Excerpts from an interface dataset

┄┄┄┄┄┄┄┄┄┄┄┄┄┄┄┄┄┄┄┄

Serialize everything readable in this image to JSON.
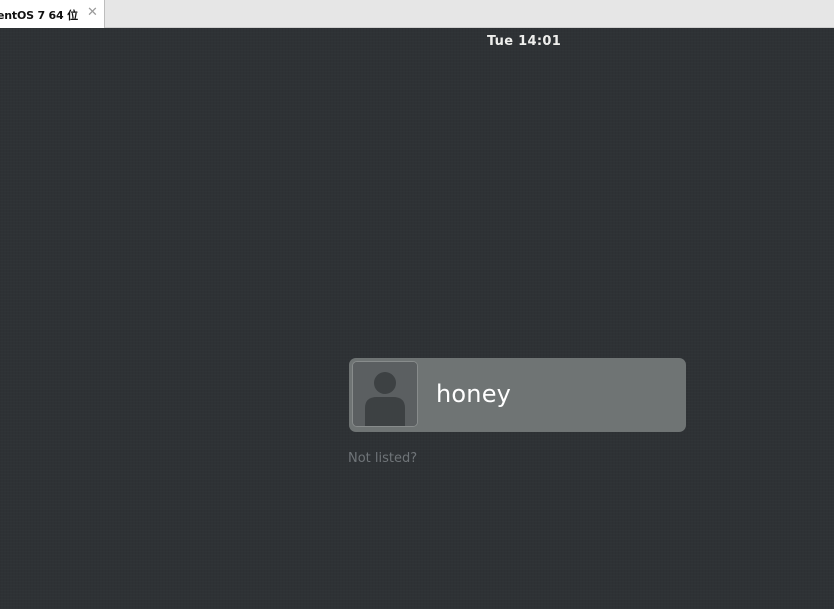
{
  "vm_tab": {
    "title": "entOS 7 64 位",
    "close_glyph": "✕"
  },
  "top_bar": {
    "clock": "Tue 14:01"
  },
  "login": {
    "user_name": "honey",
    "not_listed": "Not listed?"
  },
  "icons": {
    "avatar": "user-avatar-icon",
    "close": "close-icon"
  },
  "colors": {
    "background": "#2e3235",
    "card": "#6f7474",
    "text_primary": "#ffffff",
    "text_muted": "#6f7478"
  }
}
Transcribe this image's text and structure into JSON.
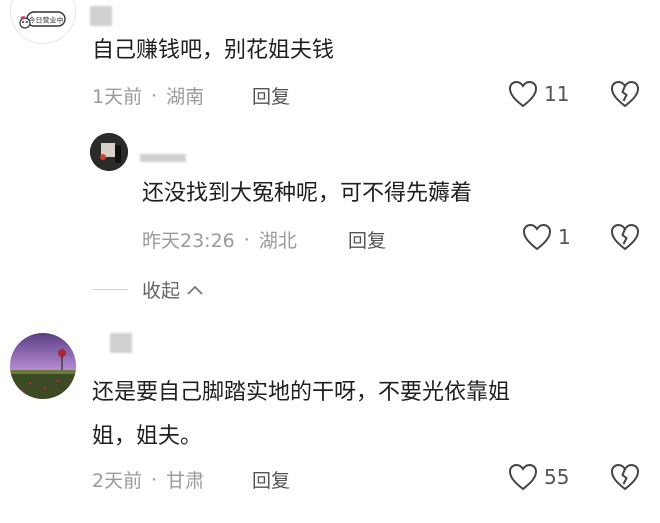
{
  "comments": [
    {
      "text": "自己赚钱吧，别花姐夫钱",
      "time": "1天前",
      "location": "湖南",
      "reply_label": "回复",
      "likes": "11",
      "avatar_sticker": "今日营业中"
    },
    {
      "text": "还没找到大冤种呢，可不得先薅着",
      "time": "昨天23:26",
      "location": "湖北",
      "reply_label": "回复",
      "likes": "1"
    },
    {
      "text_line1": "还是要自己脚踏实地的干呀，不要光依靠姐",
      "text_line2": "姐，姐夫。",
      "time": "2天前",
      "location": "甘肃",
      "reply_label": "回复",
      "likes": "55"
    }
  ],
  "collapse_label": "收起",
  "separator": "·",
  "colors": {
    "meta": "#9a9a9a",
    "text": "#1f1f1f",
    "icon": "#444444"
  },
  "icons": {
    "like": "heart-outline-icon",
    "dislike": "broken-heart-icon",
    "collapse": "chevron-up-icon"
  }
}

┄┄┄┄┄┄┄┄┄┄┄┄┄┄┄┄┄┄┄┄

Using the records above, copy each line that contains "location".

      "location": "湖南",
      "location": "湖北",
      "location": "甘肃",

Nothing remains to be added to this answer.